= Beginning of Section =

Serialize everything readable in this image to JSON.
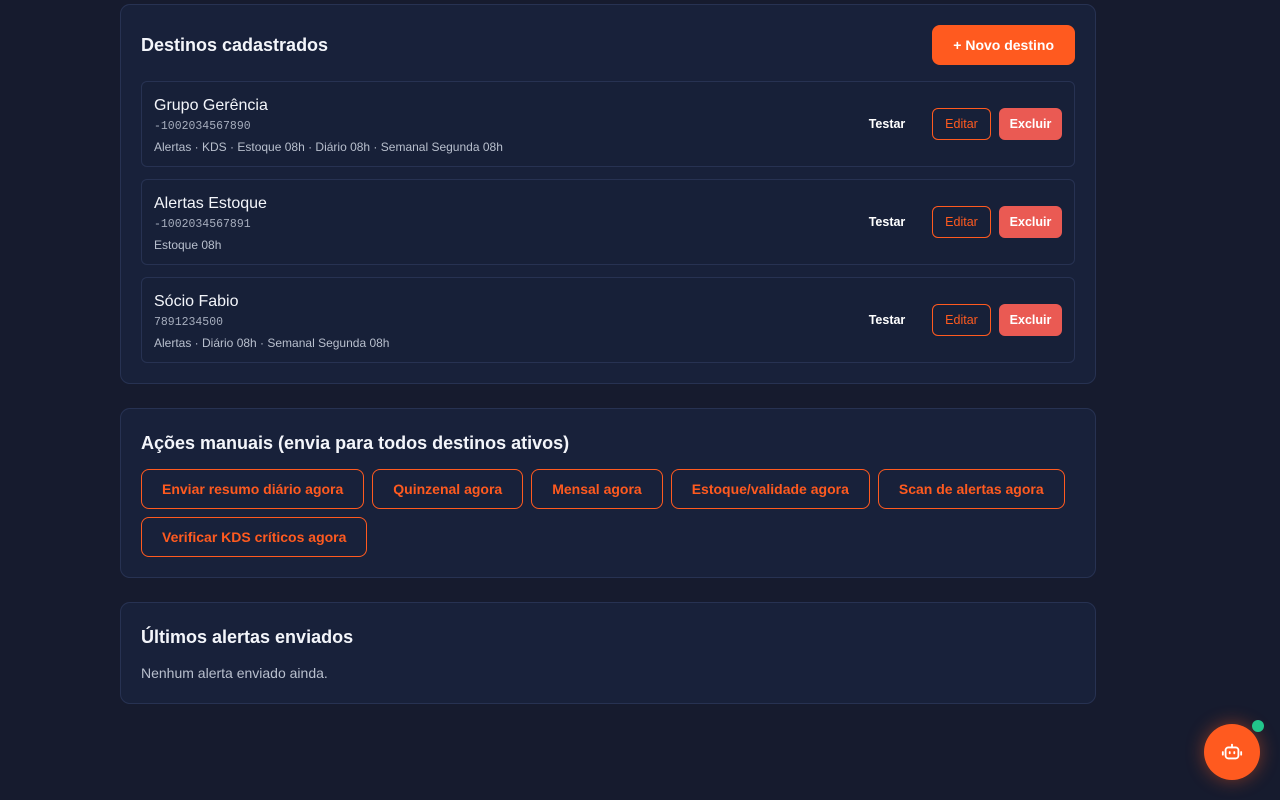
{
  "destinos": {
    "title": "Destinos cadastrados",
    "new_button": "+ Novo destino",
    "actions": {
      "test": "Testar",
      "edit": "Editar",
      "delete": "Excluir"
    },
    "items": [
      {
        "name": "Grupo Gerência",
        "id": "-1002034567890",
        "tags": "Alertas · KDS · Estoque 08h · Diário 08h · Semanal Segunda 08h"
      },
      {
        "name": "Alertas Estoque",
        "id": "-1002034567891",
        "tags": "Estoque 08h"
      },
      {
        "name": "Sócio Fabio",
        "id": "7891234500",
        "tags": "Alertas · Diário 08h · Semanal Segunda 08h"
      }
    ]
  },
  "acoes": {
    "title": "Ações manuais (envia para todos destinos ativos)",
    "buttons": [
      "Enviar resumo diário agora",
      "Quinzenal agora",
      "Mensal agora",
      "Estoque/validade agora",
      "Scan de alertas agora",
      "Verificar KDS críticos agora"
    ]
  },
  "ultimos": {
    "title": "Últimos alertas enviados",
    "empty": "Nenhum alerta enviado ainda."
  },
  "assistant": {
    "icon": "robot-icon",
    "status": "online"
  },
  "colors": {
    "accent": "#ff5a1f",
    "danger": "#ea5a53",
    "online": "#22c58b",
    "background": "#161b2e",
    "card": "#18213a"
  }
}
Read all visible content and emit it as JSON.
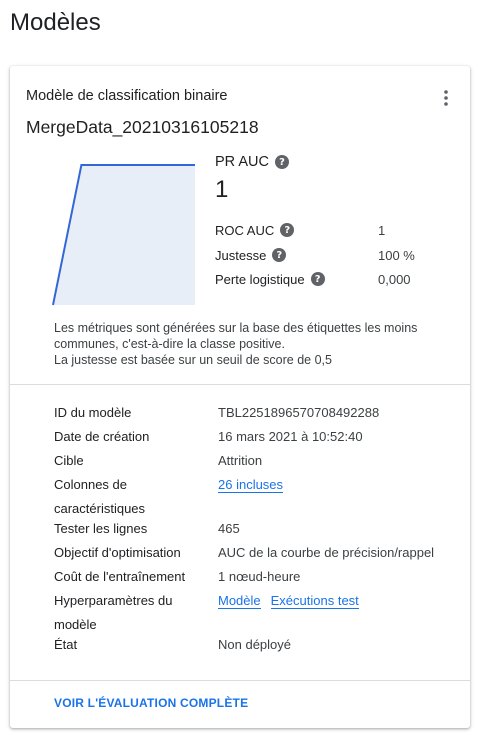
{
  "page": {
    "title": "Modèles"
  },
  "card": {
    "subtitle": "Modèle de classification binaire",
    "model_name": "MergeData_20210316105218",
    "more_icon": "more-vert-icon"
  },
  "metrics": {
    "primary": {
      "label": "PR AUC",
      "value": "1"
    },
    "rows": [
      {
        "label": "ROC AUC",
        "value": "1"
      },
      {
        "label": "Justesse",
        "value": "100 %"
      },
      {
        "label": "Perte logistique",
        "value": "0,000"
      }
    ]
  },
  "chart_data": {
    "type": "area",
    "x": [
      0,
      0.2,
      1,
      1
    ],
    "y": [
      0,
      1,
      1,
      0
    ],
    "xlim": [
      0,
      1
    ],
    "ylim": [
      0,
      1
    ],
    "colors": {
      "line": "#3367d6",
      "fill": "#e8eef8"
    }
  },
  "note": {
    "line1": "Les métriques sont générées sur la base des étiquettes les moins communes, c'est-à-dire la classe positive.",
    "line2": "La justesse est basée sur un seuil de score de 0,5"
  },
  "details": {
    "model_id_label": "ID du modèle",
    "model_id_value": "TBL2251896570708492288",
    "created_label": "Date de création",
    "created_value": "16 mars 2021 à 10:52:40",
    "target_label": "Cible",
    "target_value": "Attrition",
    "features_label": "Colonnes de caractéristiques",
    "features_value": "26 incluses",
    "test_rows_label": "Tester les lignes",
    "test_rows_value": "465",
    "objective_label": "Objectif d'optimisation",
    "objective_value": "AUC de la courbe de précision/rappel",
    "cost_label": "Coût de l'entraînement",
    "cost_value": "1 nœud-heure",
    "hyper_label": "Hyperparamètres du modèle",
    "hyper_link1": "Modèle",
    "hyper_link2": "Exécutions test",
    "state_label": "État",
    "state_value": "Non déployé"
  },
  "footer": {
    "button_label": "VOIR L'ÉVALUATION COMPLÈTE"
  },
  "colors": {
    "accent": "#1a73e8",
    "divider": "#dadce0",
    "text": "#202124",
    "muted": "#3c4043"
  }
}
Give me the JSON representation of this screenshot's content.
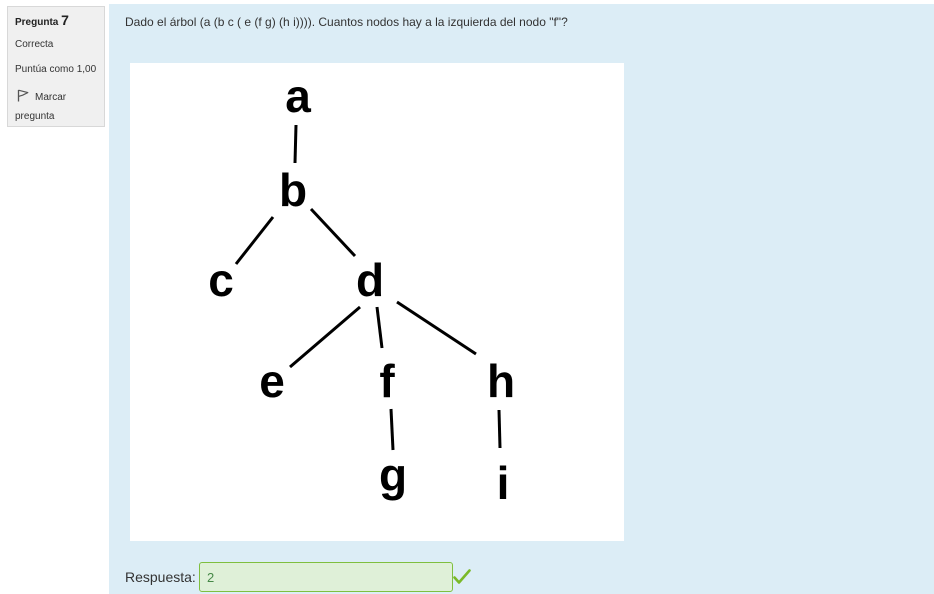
{
  "info": {
    "question_label": "Pregunta",
    "question_number": "7",
    "state": "Correcta",
    "grade": "Puntúa como 1,00",
    "flag_label": "Marcar pregunta"
  },
  "question": {
    "text": "Dado el árbol (a (b c ( e (f g) (h i)))). Cuantos nodos hay a la izquierda del nodo \"f\"?",
    "tree_nodes": [
      "a",
      "b",
      "c",
      "d",
      "e",
      "f",
      "g",
      "h",
      "i"
    ]
  },
  "answer": {
    "label": "Respuesta:",
    "value": "2",
    "status": "correct"
  },
  "icons": {
    "flag": "flag-icon",
    "feedback": "checkmark-icon"
  },
  "colors": {
    "content_background": "#dcedf6",
    "info_background": "#f0f0f0",
    "correct_fill": "#dff0d8",
    "correct_border": "#7fbf3f",
    "check": "#7ab929"
  }
}
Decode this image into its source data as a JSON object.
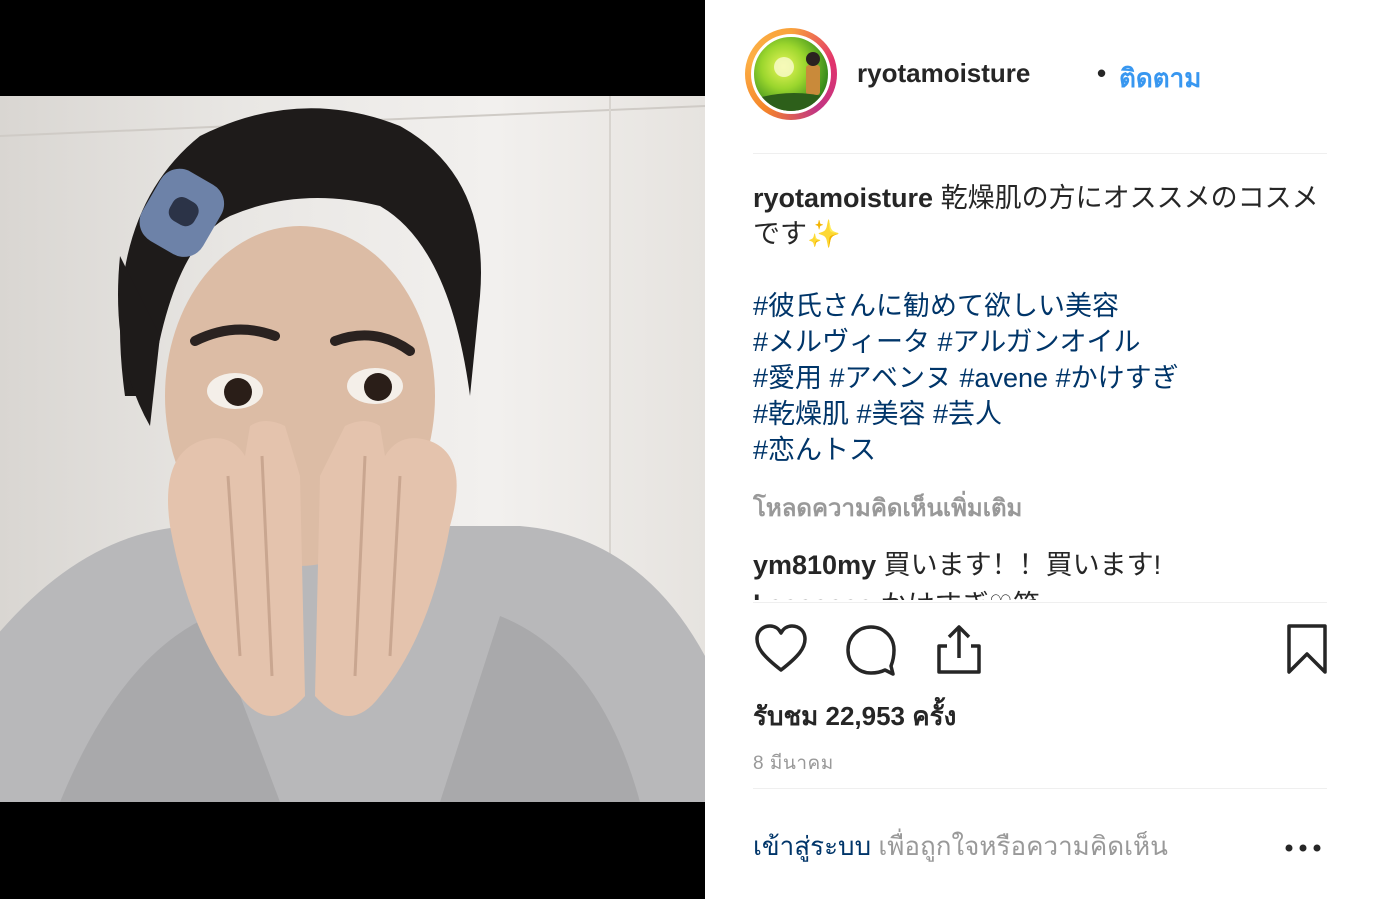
{
  "post": {
    "username": "ryotamoisture",
    "follow_label": "ติดตาม",
    "caption": {
      "username": "ryotamoisture",
      "text": "乾燥肌の方にオススメのコスメです✨",
      "hashtag_lines": [
        "#彼氏さんに勧めて欲しい美容",
        "#メルヴィータ #アルガンオイル",
        "#愛用 #アベンヌ #avene #かけすぎ",
        "#乾燥肌 #美容 #芸人",
        "#恋んトス"
      ]
    },
    "load_more_comments": "โหลดความคิดเห็นเพิ่มเติม",
    "comments": [
      {
        "username": "ym810my",
        "text": "買います！！買います!"
      },
      {
        "username": "kaaaaaaa",
        "text": "かけすぎ♡笑"
      }
    ],
    "views_text": "รับชม 22,953 ครั้ง",
    "date": "8 มีนาคม",
    "login_link": "เข้าสู่ระบบ",
    "login_rest": "เพื่อถูกใจหรือความคิดเห็น"
  },
  "icons": {
    "like": "heart-icon",
    "comment": "comment-icon",
    "share": "share-icon",
    "save": "bookmark-icon",
    "options": "more-options-icon"
  },
  "colors": {
    "link_blue": "#3897f0",
    "hashtag": "#003569",
    "muted": "#999999",
    "text": "#262626"
  }
}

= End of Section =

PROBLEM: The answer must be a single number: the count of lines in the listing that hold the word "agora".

SOLUTION: 6